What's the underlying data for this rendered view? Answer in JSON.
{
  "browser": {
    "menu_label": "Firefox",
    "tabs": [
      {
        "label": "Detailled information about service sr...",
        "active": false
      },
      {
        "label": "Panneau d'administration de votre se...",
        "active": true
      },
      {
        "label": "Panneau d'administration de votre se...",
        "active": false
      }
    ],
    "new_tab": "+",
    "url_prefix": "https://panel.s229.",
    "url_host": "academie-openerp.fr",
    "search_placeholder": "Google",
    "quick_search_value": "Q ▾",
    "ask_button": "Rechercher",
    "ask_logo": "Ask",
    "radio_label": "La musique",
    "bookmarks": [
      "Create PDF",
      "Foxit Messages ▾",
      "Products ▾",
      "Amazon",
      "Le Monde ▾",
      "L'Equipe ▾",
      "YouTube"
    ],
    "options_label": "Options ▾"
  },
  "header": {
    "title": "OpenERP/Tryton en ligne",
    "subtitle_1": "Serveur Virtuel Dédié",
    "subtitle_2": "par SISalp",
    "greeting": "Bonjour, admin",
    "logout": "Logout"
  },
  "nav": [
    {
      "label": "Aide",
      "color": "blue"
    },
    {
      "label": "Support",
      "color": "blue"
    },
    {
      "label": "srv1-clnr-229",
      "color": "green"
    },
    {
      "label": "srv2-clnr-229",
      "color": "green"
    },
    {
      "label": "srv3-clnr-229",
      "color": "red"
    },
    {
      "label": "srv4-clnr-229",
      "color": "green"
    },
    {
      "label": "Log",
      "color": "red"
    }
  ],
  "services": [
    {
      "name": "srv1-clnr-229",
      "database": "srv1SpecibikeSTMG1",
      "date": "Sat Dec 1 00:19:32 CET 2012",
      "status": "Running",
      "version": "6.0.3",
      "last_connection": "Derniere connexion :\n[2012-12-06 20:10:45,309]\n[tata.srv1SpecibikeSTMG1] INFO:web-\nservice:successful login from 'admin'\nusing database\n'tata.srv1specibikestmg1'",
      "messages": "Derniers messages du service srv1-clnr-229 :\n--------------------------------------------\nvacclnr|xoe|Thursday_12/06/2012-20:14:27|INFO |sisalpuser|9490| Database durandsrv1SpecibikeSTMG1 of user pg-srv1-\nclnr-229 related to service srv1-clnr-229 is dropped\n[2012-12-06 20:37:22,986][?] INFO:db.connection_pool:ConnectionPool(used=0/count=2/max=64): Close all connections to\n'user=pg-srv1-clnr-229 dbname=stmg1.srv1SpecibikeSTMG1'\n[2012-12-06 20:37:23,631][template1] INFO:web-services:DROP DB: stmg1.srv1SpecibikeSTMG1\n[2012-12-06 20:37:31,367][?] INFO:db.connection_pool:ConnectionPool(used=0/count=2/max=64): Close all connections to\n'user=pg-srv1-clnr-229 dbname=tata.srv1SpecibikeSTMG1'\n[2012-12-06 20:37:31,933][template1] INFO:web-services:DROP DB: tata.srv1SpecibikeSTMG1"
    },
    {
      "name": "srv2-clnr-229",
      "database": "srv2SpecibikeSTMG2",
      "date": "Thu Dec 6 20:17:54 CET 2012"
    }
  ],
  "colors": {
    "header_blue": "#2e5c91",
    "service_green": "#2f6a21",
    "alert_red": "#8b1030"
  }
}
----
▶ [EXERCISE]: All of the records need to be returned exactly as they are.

▶ [EXERCISE OUTPUT]:
What's the underlying data for this rendered view? Answer in JSON.
{
  "browser": {
    "menu_label": "Firefox",
    "tabs": [
      {
        "label": "Detailled information about service sr...",
        "active": false
      },
      {
        "label": "Panneau d'administration de votre se...",
        "active": true
      },
      {
        "label": "Panneau d'administration de votre se...",
        "active": false
      }
    ],
    "new_tab": "+",
    "url_prefix": "https://panel.s229.",
    "url_host": "academie-openerp.fr",
    "search_placeholder": "Google",
    "quick_search_value": "Q ▾",
    "ask_button": "Rechercher",
    "ask_logo": "Ask",
    "radio_label": "La musique",
    "bookmarks": [
      "Create PDF",
      "Foxit Messages ▾",
      "Products ▾",
      "Amazon",
      "Le Monde ▾",
      "L'Equipe ▾",
      "YouTube"
    ],
    "options_label": "Options ▾"
  },
  "header": {
    "title": "OpenERP/Tryton en ligne",
    "subtitle_1": "Serveur Virtuel Dédié",
    "subtitle_2": "par SISalp",
    "greeting": "Bonjour, admin",
    "logout": "Logout"
  },
  "nav": [
    {
      "label": "Aide",
      "color": "blue"
    },
    {
      "label": "Support",
      "color": "blue"
    },
    {
      "label": "srv1-clnr-229",
      "color": "green"
    },
    {
      "label": "srv2-clnr-229",
      "color": "green"
    },
    {
      "label": "srv3-clnr-229",
      "color": "red"
    },
    {
      "label": "srv4-clnr-229",
      "color": "green"
    },
    {
      "label": "Log",
      "color": "red"
    }
  ],
  "services": [
    {
      "name": "srv1-clnr-229",
      "database": "srv1SpecibikeSTMG1",
      "date": "Sat Dec 1 00:19:32 CET 2012",
      "status": "Running",
      "version": "6.0.3",
      "last_connection": "Derniere connexion :\n[2012-12-06 20:10:45,309]\n[tata.srv1SpecibikeSTMG1] INFO:web-\nservice:successful login from 'admin'\nusing database\n'tata.srv1specibikestmg1'",
      "messages": "Derniers messages du service srv1-clnr-229 :\n--------------------------------------------\nvacclnr|xoe|Thursday_12/06/2012-20:14:27|INFO |sisalpuser|9490| Database durandsrv1SpecibikeSTMG1 of user pg-srv1-\nclnr-229 related to service srv1-clnr-229 is dropped\n[2012-12-06 20:37:22,986][?] INFO:db.connection_pool:ConnectionPool(used=0/count=2/max=64): Close all connections to\n'user=pg-srv1-clnr-229 dbname=stmg1.srv1SpecibikeSTMG1'\n[2012-12-06 20:37:23,631][template1] INFO:web-services:DROP DB: stmg1.srv1SpecibikeSTMG1\n[2012-12-06 20:37:31,367][?] INFO:db.connection_pool:ConnectionPool(used=0/count=2/max=64): Close all connections to\n'user=pg-srv1-clnr-229 dbname=tata.srv1SpecibikeSTMG1'\n[2012-12-06 20:37:31,933][template1] INFO:web-services:DROP DB: tata.srv1SpecibikeSTMG1"
    },
    {
      "name": "srv2-clnr-229",
      "database": "srv2SpecibikeSTMG2",
      "date": "Thu Dec 6 20:17:54 CET 2012"
    }
  ],
  "colors": {
    "header_blue": "#2e5c91",
    "service_green": "#2f6a21",
    "alert_red": "#8b1030"
  }
}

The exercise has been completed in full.